In the 1970's, William Eggleston made a photograph in Memphis Tennessee containing the small details of a home's front door and a basketful of posies. Dappled light flitters across the surface revealing textures of paint and rust. The image stops me in my tracks. The details so revealing of social class and expectation, of design and decoration; an ordered life within. One morning walking the dog, I was seized by a reincarnation of that moment before me. And I made my own picture in homage.
In Eggleston's picture, there's a scalloped shadow at the top, an embellished mailbox, layers of paint, color patterns and accent trim... In my own picture, the door is new, the mailbox brassy and thin. Like Eggleston's door before it, this door is a common style, ubiquitously available. The elements are evidence of aspirations and expedience, and I appreciate the way Eggleston draws us to them, encapsulating in his frame a host of elements of place and time.
Wm Eggleston's picture appeared on page 17 of his ground-breaking book William Eggleston's Guide published in 1979 by the Museum of Modern Art. The book cataloged MOMA's first one-person exhibition of color photography; Eggleston's photographs made around his southern 'neighborland' of Memphis.

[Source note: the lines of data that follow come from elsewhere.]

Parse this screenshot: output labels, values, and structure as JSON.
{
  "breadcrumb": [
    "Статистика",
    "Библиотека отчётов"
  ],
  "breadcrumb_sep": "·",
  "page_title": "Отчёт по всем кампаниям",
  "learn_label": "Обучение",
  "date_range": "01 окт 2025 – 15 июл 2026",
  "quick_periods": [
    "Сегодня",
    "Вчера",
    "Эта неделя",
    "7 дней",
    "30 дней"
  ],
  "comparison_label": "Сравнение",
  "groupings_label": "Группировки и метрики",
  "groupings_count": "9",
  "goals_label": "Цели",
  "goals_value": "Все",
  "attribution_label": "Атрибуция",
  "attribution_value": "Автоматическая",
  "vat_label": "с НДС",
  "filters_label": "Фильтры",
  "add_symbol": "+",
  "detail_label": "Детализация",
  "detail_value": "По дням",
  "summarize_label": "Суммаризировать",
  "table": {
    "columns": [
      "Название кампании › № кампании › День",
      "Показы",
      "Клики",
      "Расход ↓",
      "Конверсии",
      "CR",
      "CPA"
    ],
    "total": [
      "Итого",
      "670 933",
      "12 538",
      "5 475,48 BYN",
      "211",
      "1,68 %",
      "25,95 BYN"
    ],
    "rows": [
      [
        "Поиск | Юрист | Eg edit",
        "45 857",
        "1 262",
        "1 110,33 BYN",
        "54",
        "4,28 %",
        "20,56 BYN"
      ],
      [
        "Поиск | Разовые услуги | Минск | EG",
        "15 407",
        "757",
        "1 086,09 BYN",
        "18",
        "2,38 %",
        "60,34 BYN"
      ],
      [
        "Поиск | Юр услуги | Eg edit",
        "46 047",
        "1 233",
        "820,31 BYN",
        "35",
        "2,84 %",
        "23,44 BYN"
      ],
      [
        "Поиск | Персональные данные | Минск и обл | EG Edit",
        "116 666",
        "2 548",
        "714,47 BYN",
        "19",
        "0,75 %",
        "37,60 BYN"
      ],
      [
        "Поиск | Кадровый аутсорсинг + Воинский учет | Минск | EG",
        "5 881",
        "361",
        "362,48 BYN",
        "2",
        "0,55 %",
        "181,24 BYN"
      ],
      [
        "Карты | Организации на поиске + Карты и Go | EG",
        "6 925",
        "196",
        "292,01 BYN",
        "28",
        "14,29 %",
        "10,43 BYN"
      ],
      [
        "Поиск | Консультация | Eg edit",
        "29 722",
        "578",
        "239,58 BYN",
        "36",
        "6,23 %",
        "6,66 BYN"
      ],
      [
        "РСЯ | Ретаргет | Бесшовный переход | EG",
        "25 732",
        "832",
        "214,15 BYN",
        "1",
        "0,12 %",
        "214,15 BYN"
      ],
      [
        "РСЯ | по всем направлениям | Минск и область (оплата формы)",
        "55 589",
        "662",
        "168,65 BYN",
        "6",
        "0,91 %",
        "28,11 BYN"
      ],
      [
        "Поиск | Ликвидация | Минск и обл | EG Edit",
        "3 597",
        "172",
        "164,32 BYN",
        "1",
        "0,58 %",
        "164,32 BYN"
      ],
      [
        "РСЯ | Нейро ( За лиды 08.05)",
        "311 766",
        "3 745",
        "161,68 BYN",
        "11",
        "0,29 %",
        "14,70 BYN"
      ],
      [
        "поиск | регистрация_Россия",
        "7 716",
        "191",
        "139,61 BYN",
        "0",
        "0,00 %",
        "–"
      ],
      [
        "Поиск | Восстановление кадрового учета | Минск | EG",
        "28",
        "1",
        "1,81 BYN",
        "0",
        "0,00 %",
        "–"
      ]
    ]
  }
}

It's nearly impossible to grasp what that exhibition meant; the deep suspicions trained upon color in photography at the time. Read a review on PhotoEye about the book. And this post on Slate by Jim Lewis. To the discussion I add a small experience of my own. Nearly a decade after The Guide, the Walker Art Center organized "On the Line: The New Color Photojournalism" an exhibition that wrestled with color in photography. I visited the show with my then two-year-old niece. The presence of her young eyes beside mine as I viewed the images contextualized their questions -- questions with which we still wrestle -- about war and violence and poverty. The issue of whether these questions can be contended with in color just never came up.